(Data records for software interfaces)

★ ★ ★ ★

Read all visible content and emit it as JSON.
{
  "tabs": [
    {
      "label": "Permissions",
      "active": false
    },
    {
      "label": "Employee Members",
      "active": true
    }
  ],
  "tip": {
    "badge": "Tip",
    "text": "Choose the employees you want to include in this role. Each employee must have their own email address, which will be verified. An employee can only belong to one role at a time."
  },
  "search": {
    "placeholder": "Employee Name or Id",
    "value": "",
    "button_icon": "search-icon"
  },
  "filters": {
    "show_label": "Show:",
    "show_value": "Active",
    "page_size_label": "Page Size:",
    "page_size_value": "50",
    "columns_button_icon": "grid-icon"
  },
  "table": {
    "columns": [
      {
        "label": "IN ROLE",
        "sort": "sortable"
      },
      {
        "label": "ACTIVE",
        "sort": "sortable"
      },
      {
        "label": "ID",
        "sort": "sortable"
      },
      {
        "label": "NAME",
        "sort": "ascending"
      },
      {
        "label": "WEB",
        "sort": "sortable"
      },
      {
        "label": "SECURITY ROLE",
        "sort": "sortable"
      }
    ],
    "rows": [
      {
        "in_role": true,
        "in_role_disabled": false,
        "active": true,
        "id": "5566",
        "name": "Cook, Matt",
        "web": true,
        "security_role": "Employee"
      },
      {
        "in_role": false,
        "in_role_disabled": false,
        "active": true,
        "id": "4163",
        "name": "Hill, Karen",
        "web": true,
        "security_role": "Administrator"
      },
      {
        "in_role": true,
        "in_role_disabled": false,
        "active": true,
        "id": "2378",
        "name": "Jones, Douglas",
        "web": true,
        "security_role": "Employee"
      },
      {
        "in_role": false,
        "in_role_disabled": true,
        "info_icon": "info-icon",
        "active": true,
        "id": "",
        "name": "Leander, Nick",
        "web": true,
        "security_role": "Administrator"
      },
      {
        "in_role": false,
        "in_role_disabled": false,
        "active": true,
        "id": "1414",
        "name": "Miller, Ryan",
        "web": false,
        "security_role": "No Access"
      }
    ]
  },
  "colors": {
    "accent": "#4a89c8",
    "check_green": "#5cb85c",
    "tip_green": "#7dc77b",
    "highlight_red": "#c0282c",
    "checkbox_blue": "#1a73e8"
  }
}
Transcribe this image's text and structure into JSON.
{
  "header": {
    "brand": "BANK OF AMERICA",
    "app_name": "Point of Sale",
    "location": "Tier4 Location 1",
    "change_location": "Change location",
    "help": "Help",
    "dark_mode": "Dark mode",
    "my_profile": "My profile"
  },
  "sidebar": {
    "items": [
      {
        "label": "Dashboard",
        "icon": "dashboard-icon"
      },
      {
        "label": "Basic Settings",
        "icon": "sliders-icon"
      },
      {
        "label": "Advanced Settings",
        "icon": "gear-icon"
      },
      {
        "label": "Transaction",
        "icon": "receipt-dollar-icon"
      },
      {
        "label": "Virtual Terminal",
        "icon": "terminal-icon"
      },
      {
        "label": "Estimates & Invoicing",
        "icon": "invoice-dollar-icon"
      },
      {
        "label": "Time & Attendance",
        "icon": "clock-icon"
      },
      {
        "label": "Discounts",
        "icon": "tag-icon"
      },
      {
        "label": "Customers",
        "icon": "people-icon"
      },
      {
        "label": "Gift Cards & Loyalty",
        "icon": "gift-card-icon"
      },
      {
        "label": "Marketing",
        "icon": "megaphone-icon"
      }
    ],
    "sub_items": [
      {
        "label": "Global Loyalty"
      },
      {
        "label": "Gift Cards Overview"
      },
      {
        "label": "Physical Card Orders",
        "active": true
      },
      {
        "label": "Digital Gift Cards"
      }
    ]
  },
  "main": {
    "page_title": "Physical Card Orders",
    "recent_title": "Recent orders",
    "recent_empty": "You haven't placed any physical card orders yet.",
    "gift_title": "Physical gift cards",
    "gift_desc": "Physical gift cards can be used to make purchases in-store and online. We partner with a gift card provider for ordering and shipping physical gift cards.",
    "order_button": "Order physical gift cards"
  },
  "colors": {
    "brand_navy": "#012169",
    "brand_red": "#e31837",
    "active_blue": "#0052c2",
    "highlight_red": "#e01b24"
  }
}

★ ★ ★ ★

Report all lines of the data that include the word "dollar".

* _RESPONSE BELOW_
        "icon": "receipt-dollar-icon"
        "icon": "invoice-dollar-icon"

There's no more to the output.